In her working paper “How Do Hurricanes Aﬀect Life Insurance Premiums? The Eﬀects of Financial Constraints on Pricing,” Shan Ge, a researcher and PhD candidate at The Ohio State University’s Fisher College of Business and research fellow at The Risk Institute, examines this trend.
According to Ge’s model, a hurricane might result in a severe shock due to a large number of claims to the Property & Casualty (P&C) division while the Life division escapes relatively unscathed. Pricing adjustments can then be made in one division to help transfer needed resources to another division.
“The insurance industry oﬀers a unique setting to study how shocks to ﬁnancial constraints aﬀect ﬁrms’ pricing behavior,” said Ge. “Many insurance companies are organized into groups of commonly owned aﬃliated companies. Some groups contain both life and P&C insurance subsidiaries, which are subject to unrelated shocks. For example, a hurricane can have a large impact on a P&C business but not directly on a life insurance business.”
In the wake of such an event, the Life division of the company will want to stimulate the amount of incoming capital and could lower the premiums of policies whose initial costs would be covered by the purchase price. Conversely, policies resulting in an initial outflow of capital would see their policies increase.
This increase in capital is important for a couple reasons: First, when assets are deemed too low to meet liabilities (say, when P&C claims spike due to a hurricane), regulators can seize control. Transfer of capital from one division to another can help to prevent this. Also, customers prefer to utilize better-capitalized insurers. This free flow of capital is vital to insurers when faced with heavy losses in one division vs. another.

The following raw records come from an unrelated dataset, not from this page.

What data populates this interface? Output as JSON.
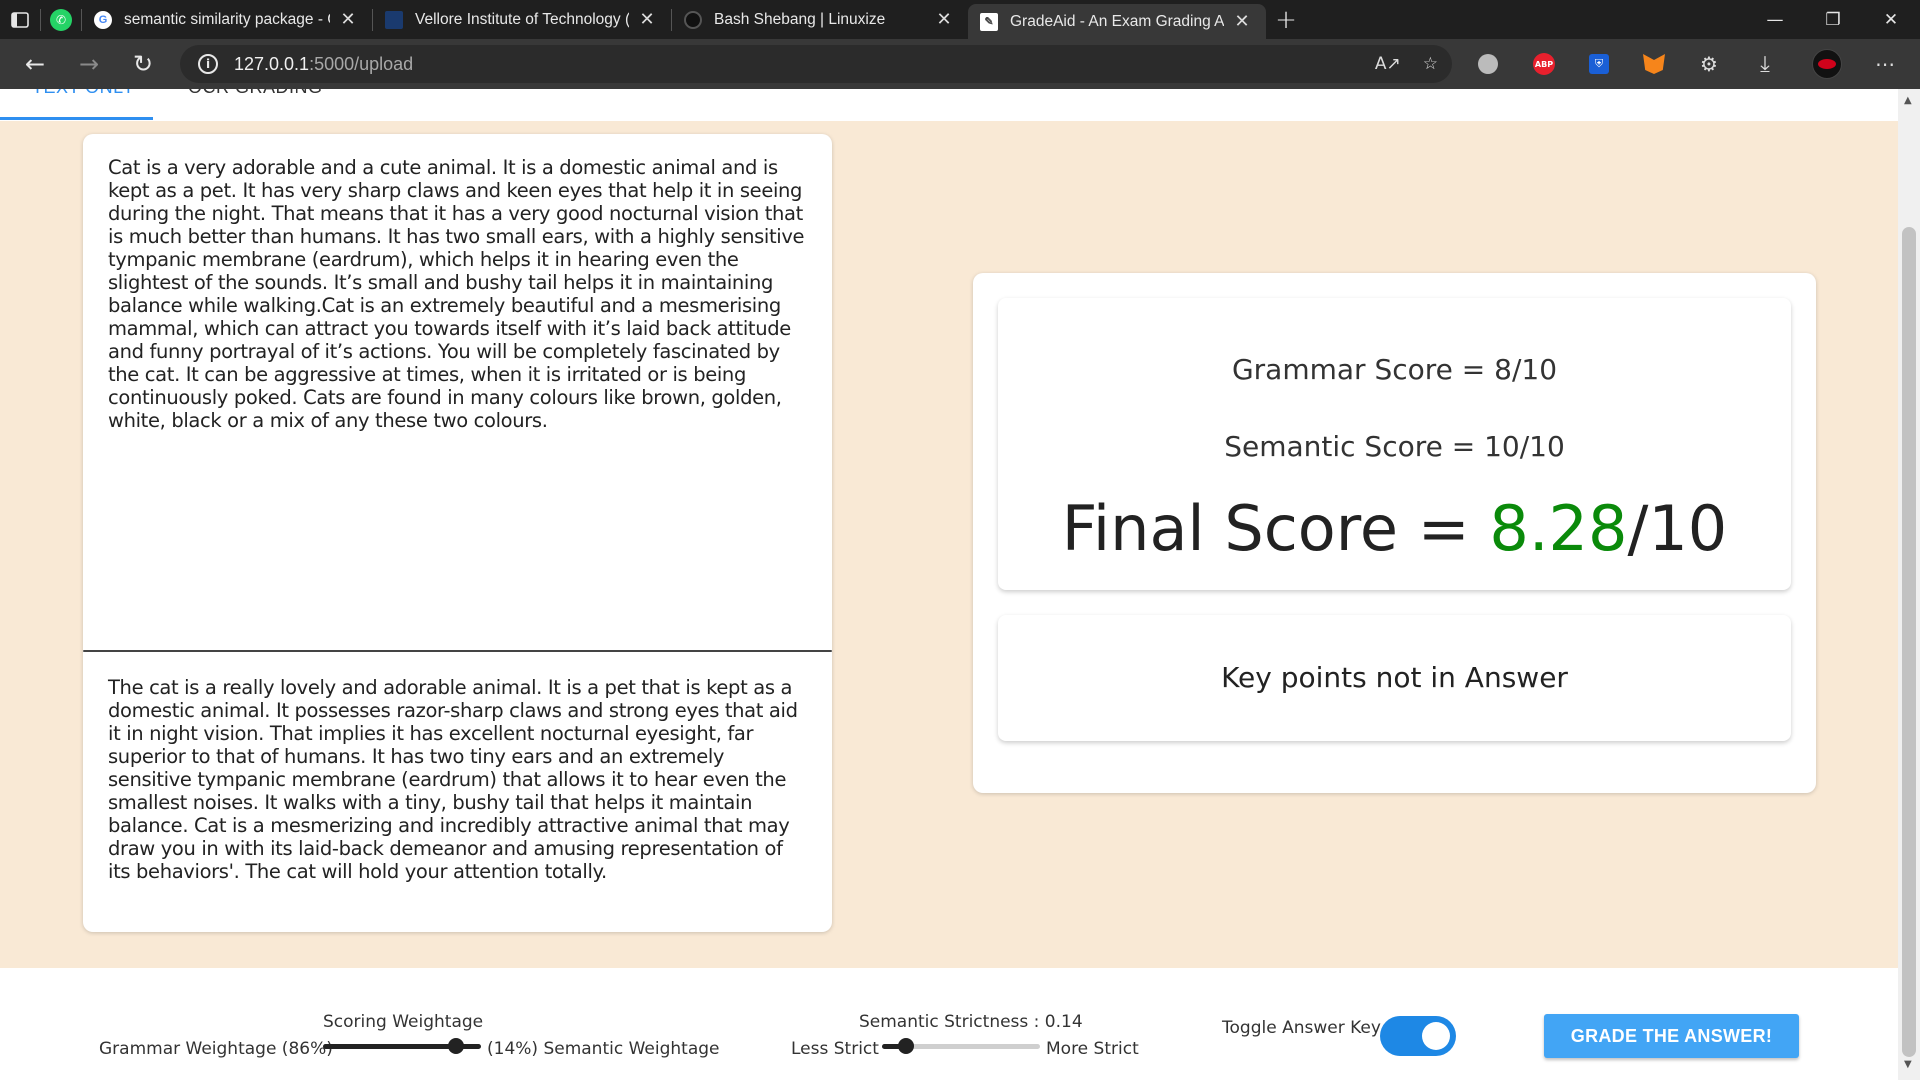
{
  "browser": {
    "tabs": [
      {
        "title": "semantic similarity package - Go",
        "active": false
      },
      {
        "title": "Vellore Institute of Technology (V",
        "active": false
      },
      {
        "title": "Bash Shebang | Linuxize",
        "active": false
      },
      {
        "title": "GradeAid - An Exam Grading Ass",
        "active": true
      }
    ],
    "url_host": "127.0.0.1",
    "url_path": ":5000/upload",
    "extensions": {
      "abp_label": "ABP"
    }
  },
  "page_tabs": {
    "text_only": "TEXT ONLY",
    "ocr_grading": "OCR GRADING"
  },
  "answer_key_text": "Cat is a very adorable and a cute animal. It is a domestic animal and is kept as a pet. It has very sharp claws and keen eyes that help it in seeing during the night. That means that it has a very good nocturnal vision that is much better than humans. It has two small ears, with a highly sensitive tympanic membrane (eardrum), which helps it in hearing even the slightest of the sounds. It’s small and bushy tail helps it in maintaining balance while walking.Cat is an extremely beautiful and a mesmerising mammal, which can attract you towards itself with it’s laid back attitude and funny portrayal of it’s actions. You will be completely fascinated by the cat. It can be aggressive at times, when it is irritated or is being continuously poked. Cats are found in many colours like brown, golden, white, black or a mix of any these two colours.",
  "student_answer_text": "The cat is a really lovely and adorable animal. It is a pet that is kept as a domestic animal. It possesses razor-sharp claws and strong eyes that aid it in night vision. That implies it has excellent nocturnal eyesight, far superior to that of humans. It has two tiny ears and an extremely sensitive tympanic membrane (eardrum) that allows it to hear even the smallest noises. It walks with a tiny, bushy tail that helps it maintain balance. Cat is a mesmerizing and incredibly attractive animal that may draw you in with its laid-back demeanor and amusing representation of its behaviors'. The cat will hold your attention totally.",
  "results": {
    "grammar_label": "Grammar Score = 8/10",
    "semantic_label": "Semantic Score = 10/10",
    "final_prefix": "Final Score = ",
    "final_value": "8.28",
    "final_suffix": "/10",
    "final_value_color": "#0a8a0a",
    "key_points_title": "Key points not in Answer"
  },
  "controls": {
    "scoring_weightage_title": "Scoring Weightage",
    "grammar_weightage_label": "Grammar Weightage (86%)",
    "semantic_weightage_label": "(14%) Semantic Weightage",
    "scoring_weightage_value": 0.86,
    "semantic_strictness_title": "Semantic Strictness : 0.14",
    "less_strict_label": "Less Strict",
    "more_strict_label": "More Strict",
    "strictness_value": 0.14,
    "toggle_label": "Toggle Answer Key",
    "toggle_on": true,
    "grade_button": "GRADE THE ANSWER!"
  }
}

While hurricanes bring a host of literal emergencies, flexibility of resources in their aftermath can help to mitigate some of the potentially devastating effects. Similarly, insurance companies facing financial shortfalls from such disasters can benefit by applying timely pricing strategy to allocate their resources where they’re needed most.
Shan Ge is a research fellow at The Risk Institute. The Risk Institute at The Ohio State University’s Fisher College of Business exists to bridge the gap between academia and corporate America. By combining the latest research with the real-world expertise of America’s most forward-thinking companies, the Risk Institute isn’t just reporting risk management’s current trends — it’s creating tomorrow’s best practices.